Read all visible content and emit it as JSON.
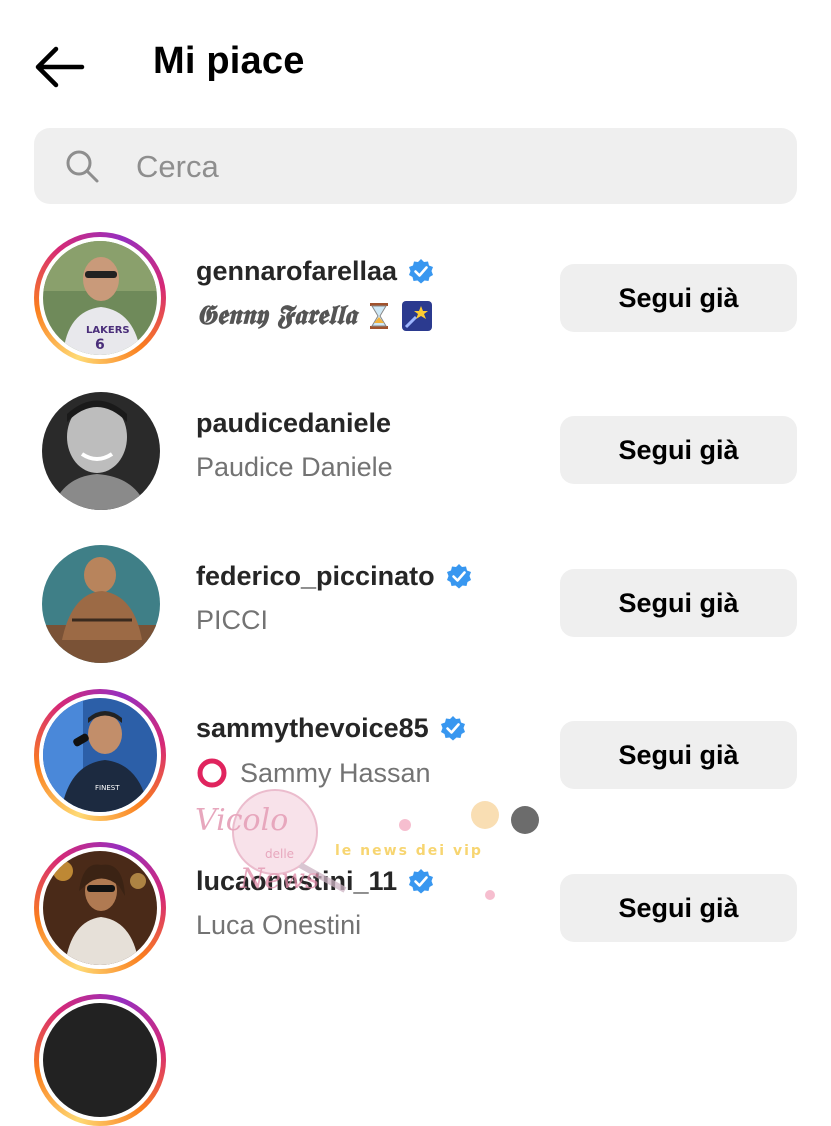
{
  "header": {
    "title": "Mi piace",
    "back_icon": "arrow-left-icon"
  },
  "search": {
    "placeholder": "Cerca",
    "icon": "search-icon"
  },
  "users": [
    {
      "username": "gennarofarellaa",
      "fullname": "𝕲𝖊𝖓𝖓𝖞 𝕱𝖆𝖗𝖊𝖑𝖑𝖆",
      "verified": true,
      "story_ring": true,
      "emojis": [
        "hourglass-emoji",
        "shooting-star-emoji"
      ],
      "button": "Segui già"
    },
    {
      "username": "paudicedaniele",
      "fullname": "Paudice Daniele",
      "verified": false,
      "story_ring": false,
      "button": "Segui già"
    },
    {
      "username": "federico_piccinato",
      "fullname": "PICCI",
      "verified": true,
      "story_ring": false,
      "button": "Segui già"
    },
    {
      "username": "sammythevoice85",
      "fullname": "Sammy Hassan",
      "fullname_prefix": "⭕",
      "verified": true,
      "story_ring": true,
      "button": "Segui già"
    },
    {
      "username": "lucaonestini_11",
      "fullname": "Luca Onestini",
      "verified": true,
      "story_ring": true,
      "button": "Segui già"
    }
  ],
  "watermark": {
    "line1": "Vicolo",
    "line2": "delle",
    "line3": "News",
    "tagline": "le news dei vip"
  },
  "colors": {
    "verified_blue": "#3897f0",
    "button_bg": "#efefef",
    "search_bg": "#efefef",
    "secondary_text": "#737373"
  }
}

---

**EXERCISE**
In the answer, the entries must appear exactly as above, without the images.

**SOLUTION FOR THIS EXERCISE**
Read all visible content and emit it as JSON.
{
  "header": {
    "title": "Mi piace",
    "back_icon": "arrow-left-icon"
  },
  "search": {
    "placeholder": "Cerca",
    "icon": "search-icon"
  },
  "users": [
    {
      "username": "gennarofarellaa",
      "fullname": "𝕲𝖊𝖓𝖓𝖞 𝕱𝖆𝖗𝖊𝖑𝖑𝖆",
      "verified": true,
      "story_ring": true,
      "emojis": [
        "hourglass-emoji",
        "shooting-star-emoji"
      ],
      "button": "Segui già"
    },
    {
      "username": "paudicedaniele",
      "fullname": "Paudice Daniele",
      "verified": false,
      "story_ring": false,
      "button": "Segui già"
    },
    {
      "username": "federico_piccinato",
      "fullname": "PICCI",
      "verified": true,
      "story_ring": false,
      "button": "Segui già"
    },
    {
      "username": "sammythevoice85",
      "fullname": "Sammy Hassan",
      "fullname_prefix": "⭕",
      "verified": true,
      "story_ring": true,
      "button": "Segui già"
    },
    {
      "username": "lucaonestini_11",
      "fullname": "Luca Onestini",
      "verified": true,
      "story_ring": true,
      "button": "Segui già"
    }
  ],
  "watermark": {
    "line1": "Vicolo",
    "line2": "delle",
    "line3": "News",
    "tagline": "le news dei vip"
  },
  "colors": {
    "verified_blue": "#3897f0",
    "button_bg": "#efefef",
    "search_bg": "#efefef",
    "secondary_text": "#737373"
  }
}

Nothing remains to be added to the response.